The first Luroy that we attached we used 2 equal size wooden blocks as spacers between the aluminum rail edge and the first Luroy to keep everything aligned. When laying out the rest of the Luroy slats onto the Skorvas, we used 2 large 1/4” fender washer of about 1/8” thickness as spacers to the previous Luroy. When we tried to open them up the first time, there was some binding. I marked the ones that were binding and took a small amount (1/16th) off 6 of them on the table saw and then it all slid back and forth with no binding. The wooden blocks were a bit grippy on the Aluminum slide rails so I found some old plastic trellis that felt nice and greasy like a cutting board and epoxied some pieces to the slide surfaces of the wooden blocks bolted to the ends of the Skorvas. To epoxy plastic to wood we used JB Weld plastic bonder that works for both wood and plastic. We scuffed up both surfaces with sandpaper before bonding. These plastic sliders made a huge difference!
We ended up with 37.5” of space below the bed for the garage and 37” above. Hopefully enough height for a couple of folding e-bikes and stored gear. Here is a video showing how easy it is to slide the bed in and out with one finger. The pieces of plastic we epoxied to the sliding surface of the wooden blocks made a huge difference in noise reduction when sliding and also drastically reduced the amount of effort needed to slide the bed in and out.
Finally, since we are still working on the van we made it so we could lift the bed off the rails. Weighs around 60lbs and is easy to remove with 2 people. Neither of us want to try removing it by ourselves as it is too unwieldy and we’d probably scratch the heck out of stuff as we tried to manhandle it down.

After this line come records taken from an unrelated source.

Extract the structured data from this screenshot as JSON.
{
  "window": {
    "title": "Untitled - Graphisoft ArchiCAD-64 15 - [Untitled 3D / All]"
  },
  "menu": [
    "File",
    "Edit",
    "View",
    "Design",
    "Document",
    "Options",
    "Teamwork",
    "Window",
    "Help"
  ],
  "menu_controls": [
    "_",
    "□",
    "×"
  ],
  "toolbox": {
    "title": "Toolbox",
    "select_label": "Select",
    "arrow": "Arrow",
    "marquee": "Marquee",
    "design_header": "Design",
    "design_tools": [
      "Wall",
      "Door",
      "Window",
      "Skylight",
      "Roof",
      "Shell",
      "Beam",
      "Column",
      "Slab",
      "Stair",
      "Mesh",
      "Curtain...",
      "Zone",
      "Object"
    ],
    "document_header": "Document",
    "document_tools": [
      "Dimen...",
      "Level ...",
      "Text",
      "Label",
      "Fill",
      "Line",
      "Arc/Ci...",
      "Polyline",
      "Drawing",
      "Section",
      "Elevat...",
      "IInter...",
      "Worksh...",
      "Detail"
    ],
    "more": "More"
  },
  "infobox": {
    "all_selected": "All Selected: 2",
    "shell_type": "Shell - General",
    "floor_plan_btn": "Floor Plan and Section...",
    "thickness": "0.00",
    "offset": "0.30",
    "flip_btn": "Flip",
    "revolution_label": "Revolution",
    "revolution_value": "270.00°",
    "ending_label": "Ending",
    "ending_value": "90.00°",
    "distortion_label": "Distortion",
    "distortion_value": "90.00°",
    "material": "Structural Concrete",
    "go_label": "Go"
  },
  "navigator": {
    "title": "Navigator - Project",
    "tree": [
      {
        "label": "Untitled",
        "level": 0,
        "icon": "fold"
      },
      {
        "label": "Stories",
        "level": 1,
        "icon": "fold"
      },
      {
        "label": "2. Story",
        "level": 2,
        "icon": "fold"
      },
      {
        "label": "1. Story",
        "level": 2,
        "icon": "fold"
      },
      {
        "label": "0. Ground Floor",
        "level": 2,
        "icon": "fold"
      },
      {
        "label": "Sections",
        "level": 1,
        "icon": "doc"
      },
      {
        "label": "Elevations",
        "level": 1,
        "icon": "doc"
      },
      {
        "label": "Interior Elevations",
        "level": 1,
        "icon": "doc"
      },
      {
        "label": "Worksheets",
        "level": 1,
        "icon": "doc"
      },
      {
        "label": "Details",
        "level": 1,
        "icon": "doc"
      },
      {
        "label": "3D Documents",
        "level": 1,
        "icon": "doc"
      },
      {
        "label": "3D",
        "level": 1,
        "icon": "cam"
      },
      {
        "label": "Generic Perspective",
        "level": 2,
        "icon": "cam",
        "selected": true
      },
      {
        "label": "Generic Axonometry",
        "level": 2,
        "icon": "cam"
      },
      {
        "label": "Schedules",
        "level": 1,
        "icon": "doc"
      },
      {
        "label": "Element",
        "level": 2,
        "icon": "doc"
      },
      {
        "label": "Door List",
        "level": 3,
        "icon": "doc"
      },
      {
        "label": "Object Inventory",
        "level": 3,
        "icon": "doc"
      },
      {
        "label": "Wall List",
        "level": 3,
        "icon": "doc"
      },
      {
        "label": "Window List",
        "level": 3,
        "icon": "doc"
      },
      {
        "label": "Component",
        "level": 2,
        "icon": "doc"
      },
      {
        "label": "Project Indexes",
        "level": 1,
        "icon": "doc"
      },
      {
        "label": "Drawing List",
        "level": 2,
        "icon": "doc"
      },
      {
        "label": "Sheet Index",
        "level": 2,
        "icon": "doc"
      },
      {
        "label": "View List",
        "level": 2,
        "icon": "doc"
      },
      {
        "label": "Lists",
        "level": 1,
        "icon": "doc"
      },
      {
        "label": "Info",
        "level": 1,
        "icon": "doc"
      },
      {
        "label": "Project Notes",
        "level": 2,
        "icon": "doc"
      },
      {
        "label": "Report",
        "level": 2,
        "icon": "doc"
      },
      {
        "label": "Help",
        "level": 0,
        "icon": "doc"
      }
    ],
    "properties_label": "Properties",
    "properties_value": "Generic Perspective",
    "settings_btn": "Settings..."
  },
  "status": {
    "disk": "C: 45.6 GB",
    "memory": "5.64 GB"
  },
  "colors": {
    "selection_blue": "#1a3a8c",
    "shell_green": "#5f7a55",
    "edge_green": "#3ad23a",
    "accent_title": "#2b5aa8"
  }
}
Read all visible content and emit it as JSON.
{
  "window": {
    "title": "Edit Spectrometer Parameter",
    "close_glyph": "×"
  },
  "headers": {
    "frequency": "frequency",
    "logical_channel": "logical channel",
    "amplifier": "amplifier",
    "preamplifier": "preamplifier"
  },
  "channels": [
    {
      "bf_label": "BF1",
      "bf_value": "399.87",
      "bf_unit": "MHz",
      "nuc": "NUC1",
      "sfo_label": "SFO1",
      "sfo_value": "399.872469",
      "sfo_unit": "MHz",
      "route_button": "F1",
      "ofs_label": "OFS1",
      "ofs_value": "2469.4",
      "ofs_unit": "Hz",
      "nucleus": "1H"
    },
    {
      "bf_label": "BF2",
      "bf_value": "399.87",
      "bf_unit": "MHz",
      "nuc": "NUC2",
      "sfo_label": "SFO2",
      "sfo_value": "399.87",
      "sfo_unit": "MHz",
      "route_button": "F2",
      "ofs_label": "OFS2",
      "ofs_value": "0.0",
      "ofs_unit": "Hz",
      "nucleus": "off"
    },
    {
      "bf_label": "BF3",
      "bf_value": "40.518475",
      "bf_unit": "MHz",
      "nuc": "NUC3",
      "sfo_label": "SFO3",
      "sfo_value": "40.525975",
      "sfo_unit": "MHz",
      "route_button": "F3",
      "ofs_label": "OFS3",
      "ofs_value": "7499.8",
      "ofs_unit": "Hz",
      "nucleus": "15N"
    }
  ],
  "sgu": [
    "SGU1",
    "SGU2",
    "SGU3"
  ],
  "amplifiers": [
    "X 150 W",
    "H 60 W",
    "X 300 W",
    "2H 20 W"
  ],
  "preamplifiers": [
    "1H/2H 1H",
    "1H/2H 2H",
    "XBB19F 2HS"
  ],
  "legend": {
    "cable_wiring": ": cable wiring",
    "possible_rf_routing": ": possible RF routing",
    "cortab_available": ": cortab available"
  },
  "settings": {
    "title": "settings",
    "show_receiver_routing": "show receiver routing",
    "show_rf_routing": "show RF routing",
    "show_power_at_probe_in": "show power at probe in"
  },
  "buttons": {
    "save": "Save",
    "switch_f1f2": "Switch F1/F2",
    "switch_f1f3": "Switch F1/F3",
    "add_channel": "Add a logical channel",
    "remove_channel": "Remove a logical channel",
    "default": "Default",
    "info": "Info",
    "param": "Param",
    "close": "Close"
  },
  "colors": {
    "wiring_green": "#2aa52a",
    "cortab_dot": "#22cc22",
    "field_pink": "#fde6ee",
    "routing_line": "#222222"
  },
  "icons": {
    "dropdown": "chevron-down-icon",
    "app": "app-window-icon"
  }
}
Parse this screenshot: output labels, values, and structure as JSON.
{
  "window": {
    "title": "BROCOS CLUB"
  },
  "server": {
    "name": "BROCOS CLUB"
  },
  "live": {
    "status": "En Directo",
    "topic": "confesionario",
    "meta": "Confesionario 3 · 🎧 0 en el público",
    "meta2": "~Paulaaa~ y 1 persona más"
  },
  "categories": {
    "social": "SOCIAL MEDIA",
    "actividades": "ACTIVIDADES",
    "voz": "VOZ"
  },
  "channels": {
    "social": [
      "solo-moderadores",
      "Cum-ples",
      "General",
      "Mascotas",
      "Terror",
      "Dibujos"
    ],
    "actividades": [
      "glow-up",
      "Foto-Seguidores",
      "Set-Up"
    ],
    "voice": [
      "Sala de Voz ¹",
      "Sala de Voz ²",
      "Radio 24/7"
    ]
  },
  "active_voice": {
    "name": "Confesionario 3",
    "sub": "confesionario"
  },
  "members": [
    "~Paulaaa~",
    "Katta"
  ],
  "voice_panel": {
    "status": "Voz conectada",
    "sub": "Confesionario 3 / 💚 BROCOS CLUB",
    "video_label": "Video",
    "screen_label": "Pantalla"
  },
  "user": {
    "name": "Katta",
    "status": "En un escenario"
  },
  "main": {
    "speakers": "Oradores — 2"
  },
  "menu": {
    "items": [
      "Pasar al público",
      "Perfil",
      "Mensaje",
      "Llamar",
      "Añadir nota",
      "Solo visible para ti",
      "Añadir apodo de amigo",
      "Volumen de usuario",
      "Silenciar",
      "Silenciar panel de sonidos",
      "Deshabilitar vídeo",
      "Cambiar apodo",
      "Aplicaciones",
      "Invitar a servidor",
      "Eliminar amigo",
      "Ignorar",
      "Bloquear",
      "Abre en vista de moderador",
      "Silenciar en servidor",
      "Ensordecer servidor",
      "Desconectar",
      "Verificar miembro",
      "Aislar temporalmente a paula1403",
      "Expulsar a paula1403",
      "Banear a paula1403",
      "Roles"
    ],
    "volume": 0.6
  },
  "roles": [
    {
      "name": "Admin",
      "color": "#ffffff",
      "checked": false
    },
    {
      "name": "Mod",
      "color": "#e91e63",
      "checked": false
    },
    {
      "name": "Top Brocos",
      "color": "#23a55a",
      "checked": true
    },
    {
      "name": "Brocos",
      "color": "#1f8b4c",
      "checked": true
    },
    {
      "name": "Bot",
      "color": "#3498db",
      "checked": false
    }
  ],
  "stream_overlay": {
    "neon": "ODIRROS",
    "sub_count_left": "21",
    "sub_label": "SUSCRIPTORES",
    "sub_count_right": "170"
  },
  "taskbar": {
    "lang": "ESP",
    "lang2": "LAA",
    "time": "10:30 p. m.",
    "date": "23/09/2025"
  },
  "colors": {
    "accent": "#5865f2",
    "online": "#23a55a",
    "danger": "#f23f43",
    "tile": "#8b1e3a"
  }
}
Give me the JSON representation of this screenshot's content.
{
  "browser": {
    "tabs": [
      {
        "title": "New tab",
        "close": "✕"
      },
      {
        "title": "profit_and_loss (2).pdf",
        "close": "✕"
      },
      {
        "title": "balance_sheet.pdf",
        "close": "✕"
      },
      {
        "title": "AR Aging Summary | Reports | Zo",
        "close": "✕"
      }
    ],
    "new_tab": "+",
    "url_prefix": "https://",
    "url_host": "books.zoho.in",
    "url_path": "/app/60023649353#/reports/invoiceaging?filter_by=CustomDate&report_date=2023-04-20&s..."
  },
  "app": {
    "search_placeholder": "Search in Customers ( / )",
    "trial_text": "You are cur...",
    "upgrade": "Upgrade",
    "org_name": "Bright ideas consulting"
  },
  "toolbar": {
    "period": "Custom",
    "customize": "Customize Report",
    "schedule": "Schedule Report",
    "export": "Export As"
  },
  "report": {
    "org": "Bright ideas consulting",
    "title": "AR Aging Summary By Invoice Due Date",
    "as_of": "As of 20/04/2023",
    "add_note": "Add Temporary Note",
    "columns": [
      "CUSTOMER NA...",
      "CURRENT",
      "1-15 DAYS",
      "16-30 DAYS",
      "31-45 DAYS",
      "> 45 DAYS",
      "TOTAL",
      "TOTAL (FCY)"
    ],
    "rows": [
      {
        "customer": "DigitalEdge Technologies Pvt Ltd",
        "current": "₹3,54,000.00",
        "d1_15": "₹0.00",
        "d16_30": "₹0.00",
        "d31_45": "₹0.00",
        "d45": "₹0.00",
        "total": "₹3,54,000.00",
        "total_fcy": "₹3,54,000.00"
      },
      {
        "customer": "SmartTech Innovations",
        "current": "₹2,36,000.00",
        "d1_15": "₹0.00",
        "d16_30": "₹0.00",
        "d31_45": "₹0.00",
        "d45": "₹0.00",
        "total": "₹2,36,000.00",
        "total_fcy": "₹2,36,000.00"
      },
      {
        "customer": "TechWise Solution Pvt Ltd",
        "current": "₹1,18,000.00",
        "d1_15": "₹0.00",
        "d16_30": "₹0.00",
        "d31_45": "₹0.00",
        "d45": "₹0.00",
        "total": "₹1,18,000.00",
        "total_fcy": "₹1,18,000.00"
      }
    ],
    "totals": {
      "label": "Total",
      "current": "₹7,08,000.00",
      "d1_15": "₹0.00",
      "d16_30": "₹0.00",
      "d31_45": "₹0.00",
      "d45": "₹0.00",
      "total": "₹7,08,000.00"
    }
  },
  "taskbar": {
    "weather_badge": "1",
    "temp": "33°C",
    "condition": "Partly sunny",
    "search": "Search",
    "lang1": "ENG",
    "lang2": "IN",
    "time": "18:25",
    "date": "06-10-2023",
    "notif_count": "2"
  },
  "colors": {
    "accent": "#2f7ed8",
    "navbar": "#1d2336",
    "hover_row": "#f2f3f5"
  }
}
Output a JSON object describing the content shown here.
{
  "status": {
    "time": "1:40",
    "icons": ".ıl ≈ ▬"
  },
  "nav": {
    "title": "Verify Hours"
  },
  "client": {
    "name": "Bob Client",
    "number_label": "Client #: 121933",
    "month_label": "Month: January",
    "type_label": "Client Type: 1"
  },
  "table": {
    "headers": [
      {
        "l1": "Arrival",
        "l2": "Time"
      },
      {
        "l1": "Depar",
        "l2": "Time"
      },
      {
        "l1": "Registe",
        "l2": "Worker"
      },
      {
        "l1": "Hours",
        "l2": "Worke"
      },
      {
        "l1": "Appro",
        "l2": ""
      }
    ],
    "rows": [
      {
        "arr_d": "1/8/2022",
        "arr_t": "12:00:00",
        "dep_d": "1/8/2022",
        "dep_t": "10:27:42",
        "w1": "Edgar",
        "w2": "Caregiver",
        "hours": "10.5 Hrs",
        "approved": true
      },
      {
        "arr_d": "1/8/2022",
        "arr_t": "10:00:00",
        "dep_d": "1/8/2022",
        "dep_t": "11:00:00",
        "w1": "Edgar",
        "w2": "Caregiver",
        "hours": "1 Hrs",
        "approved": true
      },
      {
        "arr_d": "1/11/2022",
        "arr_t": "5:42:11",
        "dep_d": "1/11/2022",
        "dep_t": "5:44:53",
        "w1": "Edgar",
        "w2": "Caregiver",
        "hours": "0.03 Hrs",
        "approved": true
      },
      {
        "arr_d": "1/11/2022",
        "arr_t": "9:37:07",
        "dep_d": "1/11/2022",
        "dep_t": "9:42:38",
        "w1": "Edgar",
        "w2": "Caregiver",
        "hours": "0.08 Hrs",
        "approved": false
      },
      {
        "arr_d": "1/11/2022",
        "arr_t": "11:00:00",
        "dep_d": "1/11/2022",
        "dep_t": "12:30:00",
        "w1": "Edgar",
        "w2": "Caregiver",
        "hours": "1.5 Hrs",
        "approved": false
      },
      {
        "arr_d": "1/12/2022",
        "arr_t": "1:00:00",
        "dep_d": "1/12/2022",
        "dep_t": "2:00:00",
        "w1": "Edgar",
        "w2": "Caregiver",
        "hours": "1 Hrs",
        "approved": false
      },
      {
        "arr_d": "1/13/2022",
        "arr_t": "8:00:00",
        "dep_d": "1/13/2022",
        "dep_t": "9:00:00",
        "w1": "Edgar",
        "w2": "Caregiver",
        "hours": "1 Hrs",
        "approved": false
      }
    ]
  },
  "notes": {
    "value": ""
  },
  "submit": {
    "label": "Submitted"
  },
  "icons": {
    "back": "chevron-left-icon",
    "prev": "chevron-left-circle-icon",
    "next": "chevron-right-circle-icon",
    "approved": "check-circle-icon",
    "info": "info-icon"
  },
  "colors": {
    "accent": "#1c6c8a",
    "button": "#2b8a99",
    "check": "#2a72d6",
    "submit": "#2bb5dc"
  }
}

Ordered some spring loaded latches and cut out baltic birch profile pieces for the front and rear of the bed. Rounded all the edges of the front piece with a round router bit as it will be grabbed when opening and closing the bed. Drilled 1/4” holes for 4 bolts in each profile piece. Also drilled 4 holes on each end of these pieces for the latches. Came up with wooden spacers to make sure the profile pieces are centered on the bed and up off the side rails and then drilled 1/4” holes through the metal Skorva beams using the 1/4” holes in the wood as guides. Then we bolted the front and rear wood pieces to the Skorvas using 1/4”-20 bolts with nice flat heads and nyloc nuts. Attached the closed latches to the front and rear profiles with bolts, washers and nyloc nuts. Put some dark paint on the end of the latch pins and opened them, turning them as much as possible to leave nice circles were the latch pins contact the wood. Used a 1/2” forstner bit and the paint marks to drill holes in the 3/4” walls for the latches to lock into. After doing this in the open and closed bed positions the bed now locks securely into place when either open or closed.
Once the boxes are built for the head and foot of the bed, we will have to remove the 2 profile pieces with 4 nyloc bolts on each in order to remove the bed.
Things that we have left to do for the bed:
- FIXED: Come up with a way to lock Skorvas 1 and 3 in place but still have them easily removable.
- FIXED: Locate some tough plastic to replace the wooden blocks for smoother sliding on the aluminum rails. Maybe the plastic decking that looks like lumber?
- FIXED: Add a Baltic Birch face on Skorva 4 with 2 handles so we can pull it out and push it closed easily.
- FIXED: Add latches on each side of the face to lock it in the open closed positions.
- Build boxes for the head and foot of the bed.
- Find a 3”-4” mattress that will work in the 73” x 60” queen bed space and be comfy and foldable.